The increase in antibiotic resistant bacteria has been causing growing concern. A recent review study implicates the nontherapeutic use of antibiotics in food animals.
Do you prefer the drumstick or are you a breast meat fan? Either way, you could be ingesting far more than you bargained for in your poultry as well as your beef, pork, or farmed fish. Antibiotics are routinely given to livestock to promote growth, prevent disease, and treat illness.
And there is growing concern about the relationship between this routine use of antibiotics in the food animals we consume and the prevalence of antibiotic resistant organisms, or “superbugs” (bacteria, viruses, fungi, and parasites) in our environment.
Though the possible causes have been studied over a number of years, a recent review study by researchers from Tufts University school of Medicine has fingered the nontherapeutic use (i.e. other than to treat illness) of antibiotics in food animals and fish farming as the biggest culprit.
And according to a position paper authored by some of the researchers, “the administration of antibiotics in low doses over long periods of time is one of the strongest selective pressures leading to emergence of resistant bacteria.” The researchers also said that antibiotics are eight times more likely to be used for nontherapeutic purposes than for treating a sick animal.

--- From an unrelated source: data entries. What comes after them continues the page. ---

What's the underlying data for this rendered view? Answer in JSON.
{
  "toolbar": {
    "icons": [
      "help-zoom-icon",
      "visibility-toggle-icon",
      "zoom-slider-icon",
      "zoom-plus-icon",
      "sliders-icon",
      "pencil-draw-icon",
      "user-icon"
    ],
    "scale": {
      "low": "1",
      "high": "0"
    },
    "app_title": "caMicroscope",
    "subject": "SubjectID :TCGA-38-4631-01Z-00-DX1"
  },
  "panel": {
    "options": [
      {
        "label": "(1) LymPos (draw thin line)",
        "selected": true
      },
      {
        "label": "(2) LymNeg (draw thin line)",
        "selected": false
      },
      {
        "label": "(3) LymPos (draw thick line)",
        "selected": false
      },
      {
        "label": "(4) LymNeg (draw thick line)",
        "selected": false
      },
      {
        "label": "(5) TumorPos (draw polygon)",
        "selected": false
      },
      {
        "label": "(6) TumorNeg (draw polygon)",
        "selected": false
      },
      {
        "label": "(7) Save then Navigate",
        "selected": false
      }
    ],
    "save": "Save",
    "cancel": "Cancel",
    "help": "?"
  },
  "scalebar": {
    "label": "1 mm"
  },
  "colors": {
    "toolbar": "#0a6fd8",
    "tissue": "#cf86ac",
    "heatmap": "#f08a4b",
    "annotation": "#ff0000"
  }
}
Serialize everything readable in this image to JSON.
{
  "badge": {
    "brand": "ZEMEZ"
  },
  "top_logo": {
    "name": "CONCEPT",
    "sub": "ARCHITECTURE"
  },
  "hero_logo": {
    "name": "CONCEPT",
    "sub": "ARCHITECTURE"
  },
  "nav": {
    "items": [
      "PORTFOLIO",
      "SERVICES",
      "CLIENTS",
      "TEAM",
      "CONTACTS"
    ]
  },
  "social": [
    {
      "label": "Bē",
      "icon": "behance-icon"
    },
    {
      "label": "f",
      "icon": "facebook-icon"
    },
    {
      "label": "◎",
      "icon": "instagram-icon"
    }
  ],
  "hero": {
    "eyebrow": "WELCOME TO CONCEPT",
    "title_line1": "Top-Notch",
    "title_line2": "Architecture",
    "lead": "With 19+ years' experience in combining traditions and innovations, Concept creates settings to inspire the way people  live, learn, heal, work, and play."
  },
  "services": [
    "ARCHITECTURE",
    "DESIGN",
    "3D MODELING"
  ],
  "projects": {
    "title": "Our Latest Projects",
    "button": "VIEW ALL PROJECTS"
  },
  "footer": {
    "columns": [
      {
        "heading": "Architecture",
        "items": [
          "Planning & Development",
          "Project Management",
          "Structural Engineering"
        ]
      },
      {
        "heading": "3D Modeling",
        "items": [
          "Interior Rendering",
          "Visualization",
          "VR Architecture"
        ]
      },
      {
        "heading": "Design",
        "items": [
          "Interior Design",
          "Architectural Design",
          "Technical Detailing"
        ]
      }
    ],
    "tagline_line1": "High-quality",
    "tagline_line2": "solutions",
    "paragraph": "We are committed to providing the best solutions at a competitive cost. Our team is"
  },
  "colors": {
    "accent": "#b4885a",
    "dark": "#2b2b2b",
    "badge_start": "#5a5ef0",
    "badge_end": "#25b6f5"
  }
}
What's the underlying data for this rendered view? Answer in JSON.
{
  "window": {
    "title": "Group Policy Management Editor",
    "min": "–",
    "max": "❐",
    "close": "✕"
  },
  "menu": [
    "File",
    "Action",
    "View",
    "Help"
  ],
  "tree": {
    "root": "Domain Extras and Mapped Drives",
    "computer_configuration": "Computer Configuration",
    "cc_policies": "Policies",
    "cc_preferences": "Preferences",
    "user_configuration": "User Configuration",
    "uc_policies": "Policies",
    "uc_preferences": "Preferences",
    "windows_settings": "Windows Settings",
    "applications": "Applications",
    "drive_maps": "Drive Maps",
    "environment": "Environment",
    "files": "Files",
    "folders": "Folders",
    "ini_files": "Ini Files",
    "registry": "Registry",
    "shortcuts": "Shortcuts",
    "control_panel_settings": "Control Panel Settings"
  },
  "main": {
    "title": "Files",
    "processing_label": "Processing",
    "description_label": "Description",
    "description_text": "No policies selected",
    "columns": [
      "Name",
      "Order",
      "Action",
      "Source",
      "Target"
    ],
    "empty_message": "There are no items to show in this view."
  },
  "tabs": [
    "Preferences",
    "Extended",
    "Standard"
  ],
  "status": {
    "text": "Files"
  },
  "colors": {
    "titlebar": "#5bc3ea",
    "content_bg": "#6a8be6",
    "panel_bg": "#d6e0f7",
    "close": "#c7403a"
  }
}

The antibiotics in your turkey aren’t just a threat as you eat that drumstick. According to the study authors, “... 90 percent of livestock antibiotics are excreted into the environment with resistance spreading directly by contact and indirectly through the food chain, water, air, and manured and sludge-fertilized soils.”
Though the World Health Organization (WHO) says drug use in farm animals plays a significant role in spreading antibiotic-resistant bacteria and the European Union is phasing out nontherapeutic antibiotic use in livestock, the same is not true in Canada.
What can we do?